  • Mateusz Pawluczuk

    Well Decentraland kinda flopped so maybe these guys can fill in the gap. Personally I think it’s better to first get a healthy ecosystem akin to Rec Room, Big Screen, VRchat and only then get into all the blockchain and crypto nitty gritty stuff but good luck! The more the merrier.

  • Foreign Devil

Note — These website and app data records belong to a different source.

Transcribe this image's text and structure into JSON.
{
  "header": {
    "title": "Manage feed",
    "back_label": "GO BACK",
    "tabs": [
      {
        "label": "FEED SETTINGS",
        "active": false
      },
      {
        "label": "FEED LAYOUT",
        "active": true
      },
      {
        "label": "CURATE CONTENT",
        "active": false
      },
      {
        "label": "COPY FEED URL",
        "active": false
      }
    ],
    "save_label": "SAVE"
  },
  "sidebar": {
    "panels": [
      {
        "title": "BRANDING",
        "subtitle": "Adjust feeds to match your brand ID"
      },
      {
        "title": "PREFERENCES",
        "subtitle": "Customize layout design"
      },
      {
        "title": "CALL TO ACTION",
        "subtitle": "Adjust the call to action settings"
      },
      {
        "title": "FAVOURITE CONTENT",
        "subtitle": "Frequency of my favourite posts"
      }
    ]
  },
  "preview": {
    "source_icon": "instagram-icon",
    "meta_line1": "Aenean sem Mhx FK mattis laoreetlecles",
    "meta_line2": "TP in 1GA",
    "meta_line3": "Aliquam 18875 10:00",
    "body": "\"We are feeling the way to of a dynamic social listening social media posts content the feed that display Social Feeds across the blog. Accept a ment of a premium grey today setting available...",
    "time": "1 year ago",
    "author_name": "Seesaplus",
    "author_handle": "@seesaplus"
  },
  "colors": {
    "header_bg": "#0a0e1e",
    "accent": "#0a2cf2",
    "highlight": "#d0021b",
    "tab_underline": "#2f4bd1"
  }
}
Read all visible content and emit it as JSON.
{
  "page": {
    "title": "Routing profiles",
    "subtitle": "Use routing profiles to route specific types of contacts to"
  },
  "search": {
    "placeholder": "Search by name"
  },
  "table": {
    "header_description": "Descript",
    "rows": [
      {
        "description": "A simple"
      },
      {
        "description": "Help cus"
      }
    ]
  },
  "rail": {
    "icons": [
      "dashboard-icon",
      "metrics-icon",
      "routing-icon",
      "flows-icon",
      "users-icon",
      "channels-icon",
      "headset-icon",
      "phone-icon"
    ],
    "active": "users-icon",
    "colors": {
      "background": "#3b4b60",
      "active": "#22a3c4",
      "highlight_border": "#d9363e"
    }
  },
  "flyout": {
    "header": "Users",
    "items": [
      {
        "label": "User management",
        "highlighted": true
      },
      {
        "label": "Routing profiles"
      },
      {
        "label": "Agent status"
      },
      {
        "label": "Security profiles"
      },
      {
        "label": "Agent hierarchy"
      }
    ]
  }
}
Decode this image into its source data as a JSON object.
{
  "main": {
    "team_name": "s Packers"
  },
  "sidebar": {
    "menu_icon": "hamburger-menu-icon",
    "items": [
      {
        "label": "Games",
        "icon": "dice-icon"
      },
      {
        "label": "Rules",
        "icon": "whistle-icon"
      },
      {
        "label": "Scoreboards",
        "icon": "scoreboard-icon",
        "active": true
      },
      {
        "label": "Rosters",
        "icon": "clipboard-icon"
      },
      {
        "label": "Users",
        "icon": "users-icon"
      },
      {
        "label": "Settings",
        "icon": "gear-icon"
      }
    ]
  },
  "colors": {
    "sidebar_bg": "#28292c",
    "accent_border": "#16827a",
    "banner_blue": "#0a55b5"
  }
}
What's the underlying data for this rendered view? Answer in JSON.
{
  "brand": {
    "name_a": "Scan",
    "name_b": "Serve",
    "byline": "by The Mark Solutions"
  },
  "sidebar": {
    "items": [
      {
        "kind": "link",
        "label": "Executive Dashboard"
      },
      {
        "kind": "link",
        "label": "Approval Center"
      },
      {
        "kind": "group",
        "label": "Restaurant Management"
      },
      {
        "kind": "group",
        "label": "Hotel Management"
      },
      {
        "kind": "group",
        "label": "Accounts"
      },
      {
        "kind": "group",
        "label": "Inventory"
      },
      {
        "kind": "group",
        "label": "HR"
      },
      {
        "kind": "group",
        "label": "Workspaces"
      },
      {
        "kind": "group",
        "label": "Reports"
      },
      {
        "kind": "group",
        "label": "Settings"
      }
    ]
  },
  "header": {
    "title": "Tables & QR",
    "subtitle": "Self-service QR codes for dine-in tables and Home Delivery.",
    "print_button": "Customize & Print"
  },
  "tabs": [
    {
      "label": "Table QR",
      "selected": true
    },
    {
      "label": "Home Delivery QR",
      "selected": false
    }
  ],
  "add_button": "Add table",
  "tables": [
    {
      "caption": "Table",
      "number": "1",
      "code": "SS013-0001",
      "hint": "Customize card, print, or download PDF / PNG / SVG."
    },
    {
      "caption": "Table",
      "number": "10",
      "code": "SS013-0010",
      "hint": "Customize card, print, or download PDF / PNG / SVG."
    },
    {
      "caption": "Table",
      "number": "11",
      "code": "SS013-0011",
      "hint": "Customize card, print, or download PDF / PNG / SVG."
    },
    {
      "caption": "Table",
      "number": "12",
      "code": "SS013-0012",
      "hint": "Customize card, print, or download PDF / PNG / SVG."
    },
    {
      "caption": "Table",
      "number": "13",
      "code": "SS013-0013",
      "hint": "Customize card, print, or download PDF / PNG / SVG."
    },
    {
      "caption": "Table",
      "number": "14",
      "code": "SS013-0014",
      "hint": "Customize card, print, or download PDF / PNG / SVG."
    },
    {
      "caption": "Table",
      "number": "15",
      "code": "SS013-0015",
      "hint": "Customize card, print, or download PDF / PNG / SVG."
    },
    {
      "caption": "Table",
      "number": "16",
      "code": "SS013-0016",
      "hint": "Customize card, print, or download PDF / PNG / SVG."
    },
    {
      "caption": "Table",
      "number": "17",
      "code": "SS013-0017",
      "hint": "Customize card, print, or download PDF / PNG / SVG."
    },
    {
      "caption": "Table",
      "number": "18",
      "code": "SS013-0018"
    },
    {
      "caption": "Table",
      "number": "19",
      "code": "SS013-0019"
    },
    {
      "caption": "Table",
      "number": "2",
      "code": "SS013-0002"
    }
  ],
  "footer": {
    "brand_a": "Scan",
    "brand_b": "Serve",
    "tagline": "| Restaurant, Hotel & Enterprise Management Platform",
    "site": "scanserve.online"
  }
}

    I feel like HF is really focusing on the back end and infrastructure of a very successful VR universe. Other companies are focusing on the small scale front end polished and often curated experience. .so for now they have more users. . but HF . .may overtake them someday.